Problem to solve:
For each entry, return the text exactly and omit any image.
(Beginning of Study material)
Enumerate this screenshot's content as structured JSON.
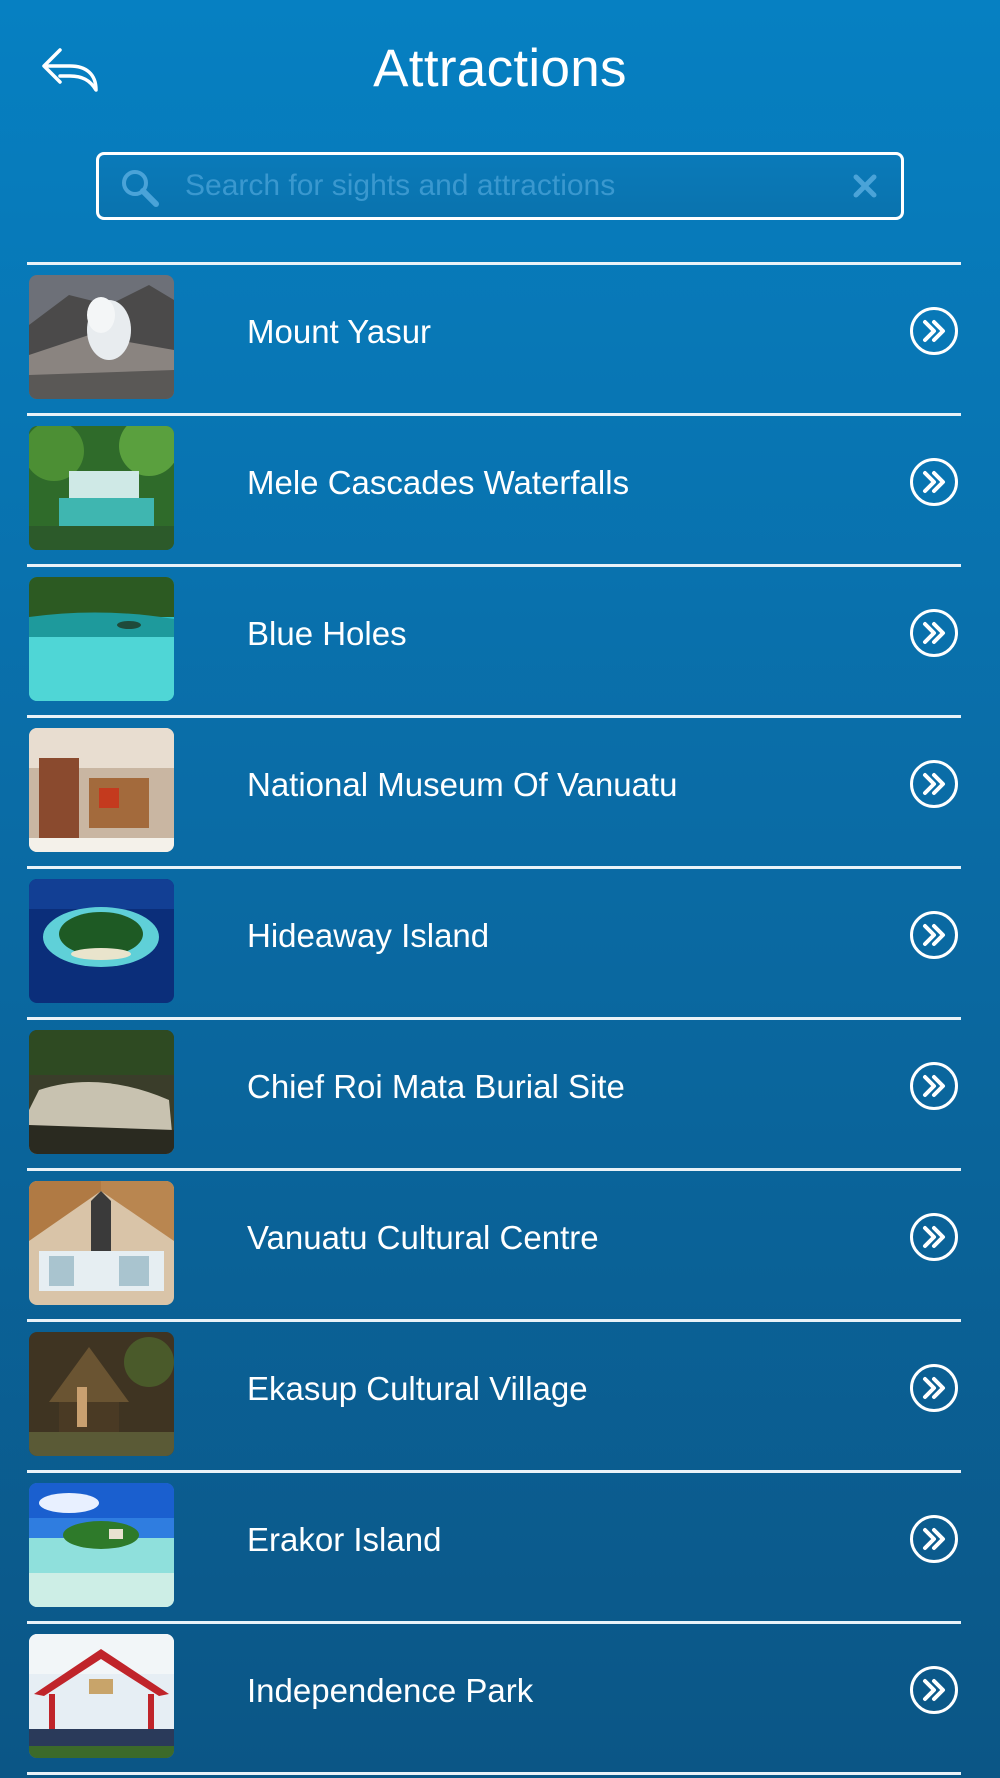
{
  "header": {
    "title": "Attractions",
    "back_icon": "back-reply-icon"
  },
  "search": {
    "placeholder": "Search for sights and attractions",
    "value": "",
    "icon": "search-icon",
    "clear_icon": "clear-icon"
  },
  "attractions": [
    {
      "name": "Mount Yasur",
      "thumb": "volcano-photo"
    },
    {
      "name": "Mele Cascades Waterfalls",
      "thumb": "waterfall-photo"
    },
    {
      "name": "Blue Holes",
      "thumb": "lagoon-photo"
    },
    {
      "name": "National Museum Of Vanuatu",
      "thumb": "museum-photo"
    },
    {
      "name": "Hideaway Island",
      "thumb": "island-aerial-photo"
    },
    {
      "name": "Chief Roi Mata Burial Site",
      "thumb": "burial-site-photo"
    },
    {
      "name": "Vanuatu Cultural Centre",
      "thumb": "cultural-centre-photo"
    },
    {
      "name": "Ekasup Cultural Village",
      "thumb": "village-photo"
    },
    {
      "name": "Erakor Island",
      "thumb": "tropical-island-photo"
    },
    {
      "name": "Independence Park",
      "thumb": "park-pavilion-photo"
    }
  ],
  "colors": {
    "background_top": "#0680c2",
    "background_bottom": "#0b5686",
    "divider": "#e9f2f8",
    "placeholder": "#3a98cf"
  }
}
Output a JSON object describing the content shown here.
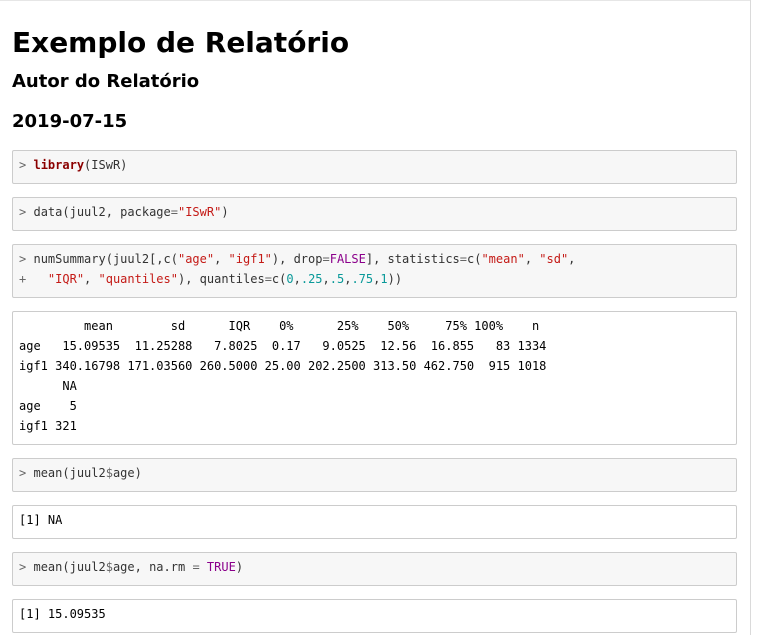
{
  "document": {
    "title": "Exemplo de Relatório",
    "author": "Autor do Relatório",
    "date": "2019-07-15"
  },
  "chunks": {
    "c1": {
      "prompt": ">",
      "fn": "library",
      "args": "(ISwR)"
    },
    "c2": {
      "prompt": ">",
      "p1": "data(juul2, package",
      "eq": "=",
      "str": "\"ISwR\"",
      "close": ")"
    },
    "c3": {
      "prompt": ">",
      "cont_prompt": "+",
      "l1_a": "numSummary(juul2[,c(",
      "l1_age": "\"age\"",
      "l1_b": ", ",
      "l1_igf1": "\"igf1\"",
      "l1_c": "), drop",
      "l1_eq1": "=",
      "l1_false": "FALSE",
      "l1_d": "], statistics",
      "l1_eq2": "=",
      "l1_e": "c(",
      "l1_mean": "\"mean\"",
      "l1_f": ", ",
      "l1_sd": "\"sd\"",
      "l1_g": ",",
      "l2_iqr": "\"IQR\"",
      "l2_a": ", ",
      "l2_quant": "\"quantiles\"",
      "l2_b": "), quantiles",
      "l2_eq": "=",
      "l2_c": "c(",
      "l2_n0": "0",
      "l2_s1": ",",
      "l2_n1": ".25",
      "l2_s2": ",",
      "l2_n2": ".5",
      "l2_s3": ",",
      "l2_n3": ".75",
      "l2_s4": ",",
      "l2_n4": "1",
      "l2_end": "))"
    },
    "o3": {
      "lines": [
        "         mean        sd      IQR    0%      25%    50%     75% 100%    n",
        "age   15.09535  11.25288   7.8025  0.17   9.0525  12.56  16.855   83 1334",
        "igf1 340.16798 171.03560 260.5000 25.00 202.2500 313.50 462.750  915 1018",
        "      NA",
        "age    5",
        "igf1 321"
      ]
    },
    "c4": {
      "prompt": ">",
      "a": "mean(juul2",
      "dollar": "$",
      "b": "age)"
    },
    "o4": {
      "text": "[1] NA"
    },
    "c5": {
      "prompt": ">",
      "a": "mean(juul2",
      "dollar": "$",
      "b": "age, na.rm ",
      "eq": "=",
      "sp": " ",
      "true": "TRUE",
      "close": ")"
    },
    "o5": {
      "text": "[1] 15.09535"
    }
  },
  "colors": {
    "code_background": "#f7f7f7",
    "border": "#cccccc",
    "keyword": "#8b0000",
    "string": "#c41a16",
    "number": "#099999",
    "constant": "#8b008b"
  }
}
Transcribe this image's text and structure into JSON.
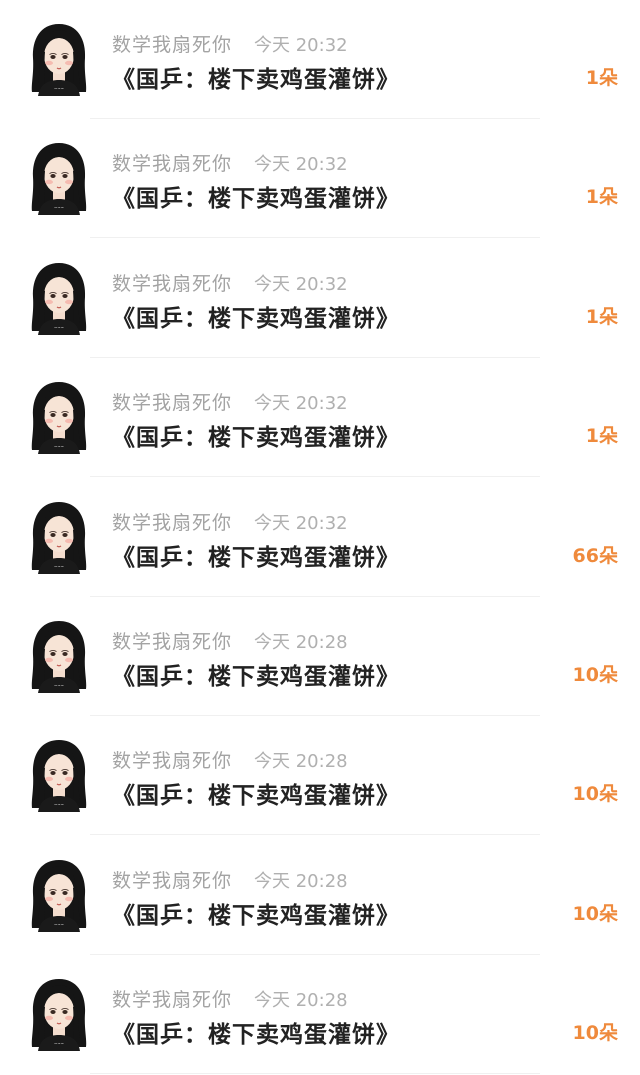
{
  "colors": {
    "accent": "#ef8a3c",
    "username": "#a3a3a3",
    "time": "#b0b0b0",
    "title": "#222222"
  },
  "avatar_icon": "cartoon-girl-avatar-icon",
  "rows": [
    {
      "username": "数学我扇死你",
      "time": "今天 20:32",
      "title": "《国乒：楼下卖鸡蛋灌饼》",
      "count": "1朵"
    },
    {
      "username": "数学我扇死你",
      "time": "今天 20:32",
      "title": "《国乒：楼下卖鸡蛋灌饼》",
      "count": "1朵"
    },
    {
      "username": "数学我扇死你",
      "time": "今天 20:32",
      "title": "《国乒：楼下卖鸡蛋灌饼》",
      "count": "1朵"
    },
    {
      "username": "数学我扇死你",
      "time": "今天 20:32",
      "title": "《国乒：楼下卖鸡蛋灌饼》",
      "count": "1朵"
    },
    {
      "username": "数学我扇死你",
      "time": "今天 20:32",
      "title": "《国乒：楼下卖鸡蛋灌饼》",
      "count": "66朵"
    },
    {
      "username": "数学我扇死你",
      "time": "今天 20:28",
      "title": "《国乒：楼下卖鸡蛋灌饼》",
      "count": "10朵"
    },
    {
      "username": "数学我扇死你",
      "time": "今天 20:28",
      "title": "《国乒：楼下卖鸡蛋灌饼》",
      "count": "10朵"
    },
    {
      "username": "数学我扇死你",
      "time": "今天 20:28",
      "title": "《国乒：楼下卖鸡蛋灌饼》",
      "count": "10朵"
    },
    {
      "username": "数学我扇死你",
      "time": "今天 20:28",
      "title": "《国乒：楼下卖鸡蛋灌饼》",
      "count": "10朵"
    }
  ]
}
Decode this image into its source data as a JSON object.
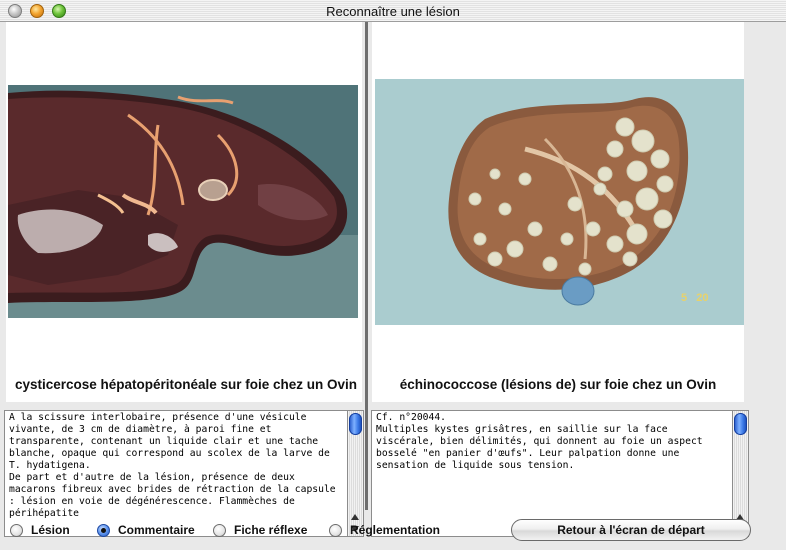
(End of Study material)
Output for this exercise:
Enumerate this screenshot's content as structured JSON.
{
  "header": {
    "title": "Attractions",
    "back_icon": "back-reply-icon"
  },
  "search": {
    "placeholder": "Search for sights and attractions",
    "value": "",
    "icon": "search-icon",
    "clear_icon": "clear-icon"
  },
  "attractions": [
    {
      "name": "Mount Yasur",
      "thumb": "volcano-photo"
    },
    {
      "name": "Mele Cascades Waterfalls",
      "thumb": "waterfall-photo"
    },
    {
      "name": "Blue Holes",
      "thumb": "lagoon-photo"
    },
    {
      "name": "National Museum Of Vanuatu",
      "thumb": "museum-photo"
    },
    {
      "name": "Hideaway Island",
      "thumb": "island-aerial-photo"
    },
    {
      "name": "Chief Roi Mata Burial Site",
      "thumb": "burial-site-photo"
    },
    {
      "name": "Vanuatu Cultural Centre",
      "thumb": "cultural-centre-photo"
    },
    {
      "name": "Ekasup Cultural Village",
      "thumb": "village-photo"
    },
    {
      "name": "Erakor Island",
      "thumb": "tropical-island-photo"
    },
    {
      "name": "Independence Park",
      "thumb": "park-pavilion-photo"
    }
  ],
  "colors": {
    "background_top": "#0680c2",
    "background_bottom": "#0b5686",
    "divider": "#e9f2f8",
    "placeholder": "#3a98cf"
  }
}
Output a JSON object describing the content shown here.
{
  "document": {
    "title": "Exemplo de Relatório",
    "author": "Autor do Relatório",
    "date": "2019-07-15"
  },
  "chunks": {
    "c1": {
      "prompt": ">",
      "fn": "library",
      "args": "(ISwR)"
    },
    "c2": {
      "prompt": ">",
      "p1": "data(juul2, package",
      "eq": "=",
      "str": "\"ISwR\"",
      "close": ")"
    },
    "c3": {
      "prompt": ">",
      "cont_prompt": "+",
      "l1_a": "numSummary(juul2[,c(",
      "l1_age": "\"age\"",
      "l1_b": ", ",
      "l1_igf1": "\"igf1\"",
      "l1_c": "), drop",
      "l1_eq1": "=",
      "l1_false": "FALSE",
      "l1_d": "], statistics",
      "l1_eq2": "=",
      "l1_e": "c(",
      "l1_mean": "\"mean\"",
      "l1_f": ", ",
      "l1_sd": "\"sd\"",
      "l1_g": ",",
      "l2_iqr": "\"IQR\"",
      "l2_a": ", ",
      "l2_quant": "\"quantiles\"",
      "l2_b": "), quantiles",
      "l2_eq": "=",
      "l2_c": "c(",
      "l2_n0": "0",
      "l2_s1": ",",
      "l2_n1": ".25",
      "l2_s2": ",",
      "l2_n2": ".5",
      "l2_s3": ",",
      "l2_n3": ".75",
      "l2_s4": ",",
      "l2_n4": "1",
      "l2_end": "))"
    },
    "o3": {
      "lines": [
        "         mean        sd      IQR    0%      25%    50%     75% 100%    n",
        "age   15.09535  11.25288   7.8025  0.17   9.0525  12.56  16.855   83 1334",
        "igf1 340.16798 171.03560 260.5000 25.00 202.2500 313.50 462.750  915 1018",
        "      NA",
        "age    5",
        "igf1 321"
      ]
    },
    "c4": {
      "prompt": ">",
      "a": "mean(juul2",
      "dollar": "$",
      "b": "age)"
    },
    "o4": {
      "text": "[1] NA"
    },
    "c5": {
      "prompt": ">",
      "a": "mean(juul2",
      "dollar": "$",
      "b": "age, na.rm ",
      "eq": "=",
      "sp": " ",
      "true": "TRUE",
      "close": ")"
    },
    "o5": {
      "text": "[1] 15.09535"
    }
  },
  "colors": {
    "code_background": "#f7f7f7",
    "border": "#cccccc",
    "keyword": "#8b0000",
    "string": "#c41a16",
    "number": "#099999",
    "constant": "#8b008b"
  }
}
Transcribe this image's text and structure into JSON.
{
  "colors": {
    "accent": "#ef8a3c",
    "username": "#a3a3a3",
    "time": "#b0b0b0",
    "title": "#222222"
  },
  "avatar_icon": "cartoon-girl-avatar-icon",
  "rows": [
    {
      "username": "数学我扇死你",
      "time": "今天 20:32",
      "title": "《国乒：楼下卖鸡蛋灌饼》",
      "count": "1朵"
    },
    {
      "username": "数学我扇死你",
      "time": "今天 20:32",
      "title": "《国乒：楼下卖鸡蛋灌饼》",
      "count": "1朵"
    },
    {
      "username": "数学我扇死你",
      "time": "今天 20:32",
      "title": "《国乒：楼下卖鸡蛋灌饼》",
      "count": "1朵"
    },
    {
      "username": "数学我扇死你",
      "time": "今天 20:32",
      "title": "《国乒：楼下卖鸡蛋灌饼》",
      "count": "1朵"
    },
    {
      "username": "数学我扇死你",
      "time": "今天 20:32",
      "title": "《国乒：楼下卖鸡蛋灌饼》",
      "count": "66朵"
    },
    {
      "username": "数学我扇死你",
      "time": "今天 20:28",
      "title": "《国乒：楼下卖鸡蛋灌饼》",
      "count": "10朵"
    },
    {
      "username": "数学我扇死你",
      "time": "今天 20:28",
      "title": "《国乒：楼下卖鸡蛋灌饼》",
      "count": "10朵"
    },
    {
      "username": "数学我扇死你",
      "time": "今天 20:28",
      "title": "《国乒：楼下卖鸡蛋灌饼》",
      "count": "10朵"
    },
    {
      "username": "数学我扇死你",
      "time": "今天 20:28",
      "title": "《国乒：楼下卖鸡蛋灌饼》",
      "count": "10朵"
    }
  ]
}
Decode this image into its source data as a JSON object.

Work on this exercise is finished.